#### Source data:
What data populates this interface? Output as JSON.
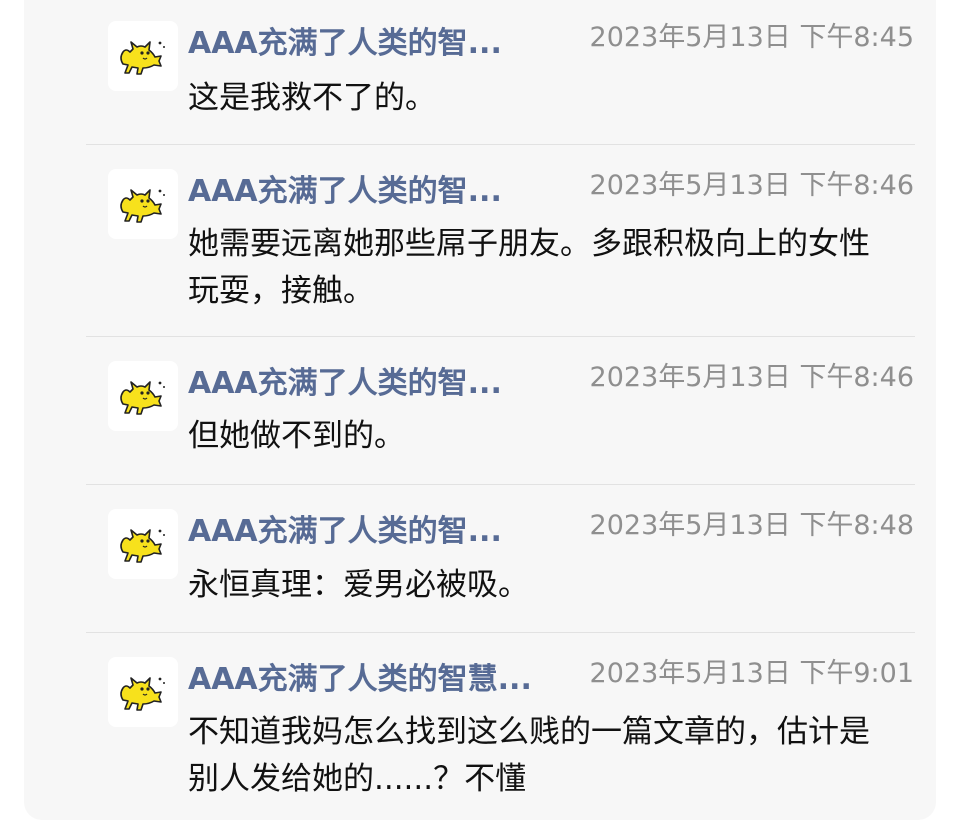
{
  "messages": [
    {
      "sender": "AAA充满了人类的智...",
      "time": "2023年5月13日 下午8:45",
      "text": "这是我救不了的。",
      "avatar_icon": "yellow-cat-icon"
    },
    {
      "sender": "AAA充满了人类的智...",
      "time": "2023年5月13日 下午8:46",
      "text": "她需要远离她那些屌子朋友。多跟积极向上的女性玩耍，接触。",
      "avatar_icon": "yellow-cat-icon"
    },
    {
      "sender": "AAA充满了人类的智...",
      "time": "2023年5月13日 下午8:46",
      "text": "但她做不到的。",
      "avatar_icon": "yellow-cat-icon"
    },
    {
      "sender": "AAA充满了人类的智...",
      "time": "2023年5月13日 下午8:48",
      "text": "永恒真理：爱男必被吸。",
      "avatar_icon": "yellow-cat-icon"
    },
    {
      "sender": "AAA充满了人类的智慧...",
      "time": "2023年5月13日 下午9:01",
      "text": "不知道我妈怎么找到这么贱的一篇文章的，估计是别人发给她的......？不懂",
      "avatar_icon": "yellow-cat-icon"
    }
  ],
  "colors": {
    "sender_name": "#576b95",
    "timestamp": "#8f8f8f",
    "panel_background": "#f7f7f7",
    "avatar_cat": "#f7e11c"
  }
}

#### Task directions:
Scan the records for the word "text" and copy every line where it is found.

#### Finished exercise:
      "text": "这是我救不了的。",
      "text": "她需要远离她那些屌子朋友。多跟积极向上的女性玩耍，接触。",
      "text": "但她做不到的。",
      "text": "永恒真理：爱男必被吸。",
      "text": "不知道我妈怎么找到这么贱的一篇文章的，估计是别人发给她的......？不懂",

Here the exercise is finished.